Neural cell adhesion molecule 180 participates in proliferation of melanoma cells through interaction with β-catenin.
Wong, Jack Jing Lin.
Date of Issue2009
School of Biological Sciences
Neural cell adhesion molecule (NCAM), a member of the immunoglobulin superfamily, is expressed not only in the neuronal system but also in various types of cancer including melanoma. Very often, its expression in cancer is highly dysregulated. NCAM performs diverse functions such as classical functions of cell adhesion and cellular signaling which have already been well characterized in the neuronal system, but its role in melanoma progression still remains elusive. In this study, we demonstrated that one of NCAM’s three major isoforms, NCAM 180, is capable of upregulating proliferation when over-expressed in B16F0 melanoma cells. This is in contrast to a key transcription transactivator, β-catenin’s over-expression in B16F0 cells. We further demonstrated through co-immunoprecipitation that NCAM is capable of interacting with β-catenin, with NCAM 180 over-expressing cells being able to pull down more β-catenin. Immunofluorescene study had also demonstrated the colocalization of NCAM and β-catenin. Subcellular fractionation studies have also shown that over-expression of NCAM 180 significantly reduces β-catenin nuclear localization.

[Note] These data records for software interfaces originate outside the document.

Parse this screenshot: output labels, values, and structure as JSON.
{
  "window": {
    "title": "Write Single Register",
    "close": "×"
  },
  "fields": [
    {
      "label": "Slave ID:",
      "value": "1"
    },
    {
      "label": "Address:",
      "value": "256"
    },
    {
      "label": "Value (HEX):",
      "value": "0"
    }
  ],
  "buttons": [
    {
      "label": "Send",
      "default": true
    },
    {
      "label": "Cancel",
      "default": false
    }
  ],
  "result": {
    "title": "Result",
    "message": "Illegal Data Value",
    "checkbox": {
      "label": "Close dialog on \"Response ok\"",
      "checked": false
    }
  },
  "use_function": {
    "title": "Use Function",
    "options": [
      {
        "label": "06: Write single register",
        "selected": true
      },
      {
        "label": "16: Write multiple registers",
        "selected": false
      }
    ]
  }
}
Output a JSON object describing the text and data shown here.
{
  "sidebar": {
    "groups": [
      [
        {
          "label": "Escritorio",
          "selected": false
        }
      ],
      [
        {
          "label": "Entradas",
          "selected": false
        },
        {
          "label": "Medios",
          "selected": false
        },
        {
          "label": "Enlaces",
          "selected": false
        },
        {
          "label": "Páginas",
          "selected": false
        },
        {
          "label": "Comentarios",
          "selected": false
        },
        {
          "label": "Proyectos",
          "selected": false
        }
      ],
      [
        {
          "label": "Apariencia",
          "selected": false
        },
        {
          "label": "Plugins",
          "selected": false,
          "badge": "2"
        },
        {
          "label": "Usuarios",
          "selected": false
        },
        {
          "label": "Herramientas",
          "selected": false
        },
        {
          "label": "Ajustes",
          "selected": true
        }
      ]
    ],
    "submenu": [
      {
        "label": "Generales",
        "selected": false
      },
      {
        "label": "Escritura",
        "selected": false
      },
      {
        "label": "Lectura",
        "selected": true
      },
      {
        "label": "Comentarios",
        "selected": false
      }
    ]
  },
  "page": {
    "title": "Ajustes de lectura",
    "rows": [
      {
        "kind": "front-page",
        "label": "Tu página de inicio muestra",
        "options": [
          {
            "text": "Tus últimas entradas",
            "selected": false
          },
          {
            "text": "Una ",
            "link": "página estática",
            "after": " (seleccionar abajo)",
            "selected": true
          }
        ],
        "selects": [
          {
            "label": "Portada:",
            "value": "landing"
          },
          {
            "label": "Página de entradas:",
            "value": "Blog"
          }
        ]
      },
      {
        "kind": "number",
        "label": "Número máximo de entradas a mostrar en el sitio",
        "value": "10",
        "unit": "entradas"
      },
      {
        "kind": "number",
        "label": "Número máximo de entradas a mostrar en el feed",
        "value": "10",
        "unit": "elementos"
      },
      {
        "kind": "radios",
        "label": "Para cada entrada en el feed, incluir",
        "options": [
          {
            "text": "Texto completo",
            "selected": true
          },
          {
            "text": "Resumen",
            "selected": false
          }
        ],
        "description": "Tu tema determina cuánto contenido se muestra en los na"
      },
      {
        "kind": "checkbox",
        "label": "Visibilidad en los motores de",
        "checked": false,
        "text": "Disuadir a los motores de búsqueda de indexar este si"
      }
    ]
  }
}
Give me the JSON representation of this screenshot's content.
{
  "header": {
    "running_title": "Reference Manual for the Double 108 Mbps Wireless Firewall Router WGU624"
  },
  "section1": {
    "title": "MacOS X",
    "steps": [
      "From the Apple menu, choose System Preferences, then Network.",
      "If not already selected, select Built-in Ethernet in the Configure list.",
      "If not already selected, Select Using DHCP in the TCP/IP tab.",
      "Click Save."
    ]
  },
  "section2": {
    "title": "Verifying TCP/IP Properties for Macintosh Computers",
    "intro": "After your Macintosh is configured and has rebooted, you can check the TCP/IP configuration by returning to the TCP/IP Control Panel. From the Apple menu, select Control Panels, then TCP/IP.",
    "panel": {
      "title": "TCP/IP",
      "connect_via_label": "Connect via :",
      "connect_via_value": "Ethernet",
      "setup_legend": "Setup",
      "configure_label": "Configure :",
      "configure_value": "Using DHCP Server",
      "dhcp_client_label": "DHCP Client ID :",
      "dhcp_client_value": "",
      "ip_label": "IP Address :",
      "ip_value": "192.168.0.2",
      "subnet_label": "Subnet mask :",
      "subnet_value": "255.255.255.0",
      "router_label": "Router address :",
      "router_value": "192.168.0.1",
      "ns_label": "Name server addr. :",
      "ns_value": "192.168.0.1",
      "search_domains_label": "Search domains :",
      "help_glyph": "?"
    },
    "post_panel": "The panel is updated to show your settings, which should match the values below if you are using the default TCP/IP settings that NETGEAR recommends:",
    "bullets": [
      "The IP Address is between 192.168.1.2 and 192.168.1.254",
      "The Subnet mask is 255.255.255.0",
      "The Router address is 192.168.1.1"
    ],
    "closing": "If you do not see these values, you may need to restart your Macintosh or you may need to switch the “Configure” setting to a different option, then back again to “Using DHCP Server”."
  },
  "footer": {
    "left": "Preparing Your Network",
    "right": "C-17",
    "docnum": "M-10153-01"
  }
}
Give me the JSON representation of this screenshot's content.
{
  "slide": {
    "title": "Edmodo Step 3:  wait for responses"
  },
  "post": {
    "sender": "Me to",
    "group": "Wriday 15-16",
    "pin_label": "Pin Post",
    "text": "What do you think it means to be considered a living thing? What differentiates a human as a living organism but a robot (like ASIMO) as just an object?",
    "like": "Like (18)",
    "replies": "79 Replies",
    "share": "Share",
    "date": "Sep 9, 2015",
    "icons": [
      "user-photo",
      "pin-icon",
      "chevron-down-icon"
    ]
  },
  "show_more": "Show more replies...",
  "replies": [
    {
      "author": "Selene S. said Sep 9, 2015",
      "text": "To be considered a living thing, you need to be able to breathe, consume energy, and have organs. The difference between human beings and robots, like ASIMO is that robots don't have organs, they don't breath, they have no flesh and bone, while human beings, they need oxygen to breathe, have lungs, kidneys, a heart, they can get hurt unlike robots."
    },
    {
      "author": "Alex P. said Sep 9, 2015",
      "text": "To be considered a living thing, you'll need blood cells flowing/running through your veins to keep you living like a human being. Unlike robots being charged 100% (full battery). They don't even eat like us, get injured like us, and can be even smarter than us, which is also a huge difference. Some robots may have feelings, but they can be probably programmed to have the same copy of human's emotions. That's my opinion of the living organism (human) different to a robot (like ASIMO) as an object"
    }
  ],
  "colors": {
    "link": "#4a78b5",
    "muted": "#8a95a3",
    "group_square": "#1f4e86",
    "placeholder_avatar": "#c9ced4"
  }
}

Finally, the over-expression of β-catenin effectively abolished NCAM 180 mediated proliferation in NCAM 180 over-expressing B16F0 cells.
Final Year Project (FYP)
Nanyang Technological University